“I think there is space for improvement in what we can grow domestically,” he concedes, adding: “We need to look at how we can grow our horticulture sector and our vegetable sector in particular, and also our fruits sector.
It is a sector we want to grow because we at least need to be in a position to supply for our own needs in those spaces.
“Outside of that, because we are grass-based and pasture-based, we are world leading in relation to the production of animal proteins, meat proteins, and other proteins. That is something that we do really well. It is something that it is not as possible to do in other countries. It is something that we would be seen as leading internationally in relation to the quality of what we produce and also in terms of the sustainability of what we produce too.”
Traditionally prioritising economic output and productivity, and relegating the importance of environmental protection, agricultural policy in the State has been a driver of farming practices which have increased emissions. Yet, for many within the farming population, the current system fails to generate adequate income. However, the Minister rubbishes the suggestion that this represents a failure of policy.
“When you compare Irish agriculture to any other agricultural model internationally, we have a very sustainable model. The way we produce meats and milk is very efficient, it is pasture-based, and it is very different because of that,” he contends.
While conceding that agricultural policy, in the past, did not take adequate account of its impact on the environment, the Minister acknowledges that this is now a central consideration of agricultural policy. “It is about producing food, but it is about doing it in a way that is in sync with the environment around it and also in a way that takes proactive measures to protect the environment and, indeed, reverse the biodiversity decline that recent decades have seen. That is very much part of the policy that we have in place.
“Opportunities will be there for farmers to play a role in ecosystem services, tackling biodiversity, carbon trading, carbon capture, and forestry. I think there will be income streams that were not there before.”
In relation to incomes, the Minister highlights variations across the agriculture sector in relation to dairy, beef, tillage, and the size of farms. “We would undoubtedly have a lot of smaller farms that are part-time and therefore incomes are lower than farms that are larger and full-time,” he says, continuing: “It is also a reflection of the fact that over the last 40 years, internationally, food prices and the profitability associated with producing food has not risen in comparison with and in proportion to what has been going on in the rest of the economy. That has seen an erosion in farm incomes and the financial wellbeing of farming enterprises compared with alternatives. In the years ahead, we are going to see that change.”
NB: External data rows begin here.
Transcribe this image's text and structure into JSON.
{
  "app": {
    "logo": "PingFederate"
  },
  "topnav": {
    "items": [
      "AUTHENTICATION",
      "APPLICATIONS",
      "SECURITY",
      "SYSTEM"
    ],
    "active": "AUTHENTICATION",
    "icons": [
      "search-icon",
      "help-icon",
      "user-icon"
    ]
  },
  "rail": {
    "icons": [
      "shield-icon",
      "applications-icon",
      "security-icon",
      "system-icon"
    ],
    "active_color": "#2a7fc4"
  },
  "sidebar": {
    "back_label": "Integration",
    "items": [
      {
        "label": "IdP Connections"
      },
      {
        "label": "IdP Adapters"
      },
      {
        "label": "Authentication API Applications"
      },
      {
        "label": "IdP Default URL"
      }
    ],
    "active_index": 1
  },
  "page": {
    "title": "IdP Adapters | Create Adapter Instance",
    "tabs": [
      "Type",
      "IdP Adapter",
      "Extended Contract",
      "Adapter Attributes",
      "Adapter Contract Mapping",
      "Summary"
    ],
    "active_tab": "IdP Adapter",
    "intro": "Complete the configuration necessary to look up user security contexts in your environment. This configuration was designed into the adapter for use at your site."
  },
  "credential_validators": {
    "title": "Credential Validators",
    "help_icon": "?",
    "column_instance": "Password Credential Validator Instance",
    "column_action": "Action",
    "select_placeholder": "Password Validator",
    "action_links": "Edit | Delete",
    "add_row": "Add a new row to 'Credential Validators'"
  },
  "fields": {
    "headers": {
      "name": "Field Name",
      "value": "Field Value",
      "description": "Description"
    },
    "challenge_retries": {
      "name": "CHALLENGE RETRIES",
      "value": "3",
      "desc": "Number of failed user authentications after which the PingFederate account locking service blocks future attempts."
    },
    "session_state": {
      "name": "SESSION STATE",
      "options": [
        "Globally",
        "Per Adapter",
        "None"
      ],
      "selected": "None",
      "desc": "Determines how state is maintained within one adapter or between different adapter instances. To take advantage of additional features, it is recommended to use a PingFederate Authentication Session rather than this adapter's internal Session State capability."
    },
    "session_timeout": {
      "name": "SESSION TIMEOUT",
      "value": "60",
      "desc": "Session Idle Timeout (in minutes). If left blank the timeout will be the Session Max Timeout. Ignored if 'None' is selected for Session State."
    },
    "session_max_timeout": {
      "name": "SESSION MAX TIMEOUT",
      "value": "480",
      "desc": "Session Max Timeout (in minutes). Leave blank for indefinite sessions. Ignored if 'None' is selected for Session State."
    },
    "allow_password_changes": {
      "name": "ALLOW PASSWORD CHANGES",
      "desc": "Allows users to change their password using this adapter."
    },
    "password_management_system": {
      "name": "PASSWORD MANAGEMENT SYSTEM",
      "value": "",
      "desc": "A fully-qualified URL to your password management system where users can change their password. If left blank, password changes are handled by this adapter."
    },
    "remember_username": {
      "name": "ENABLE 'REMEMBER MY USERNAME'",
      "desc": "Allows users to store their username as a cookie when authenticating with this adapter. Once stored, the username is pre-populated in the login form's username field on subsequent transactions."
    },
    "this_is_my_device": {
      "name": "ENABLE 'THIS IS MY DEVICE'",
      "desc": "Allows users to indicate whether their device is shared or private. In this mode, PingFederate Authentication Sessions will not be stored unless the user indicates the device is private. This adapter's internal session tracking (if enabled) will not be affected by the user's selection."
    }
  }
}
In the context of the Russian invasion of Ukraine, the Minister believes that a newfound appreciation of the importance of and value of food will emerge. “The tide is turning on that and we are going to see food become more valuable and the other income streams make it improve incomes over the next while too,” he predicts.
Looking into the coming decade, McConalogue defines Food Vision 2030 in terms of “a food systems approach to agriculture and food”. From his perspective, the plan aims to determine how sustainable food production interacts with climate and human health, ensuring that the food system is a healthy one with nutrition at its core.
“It is about enhancing value; focusing on value growth over the course of the next decade as opposed to volume growth and ensuring the quality nutrition in what we are doing, and in so doing, having farm families’ incomes and wellbeing central to that.
“I think farming and food production is going to be more central to people’s lives than it has been at any stage over the last few decades, and it will become more valued as well, and a more profitable profession,” he concludes.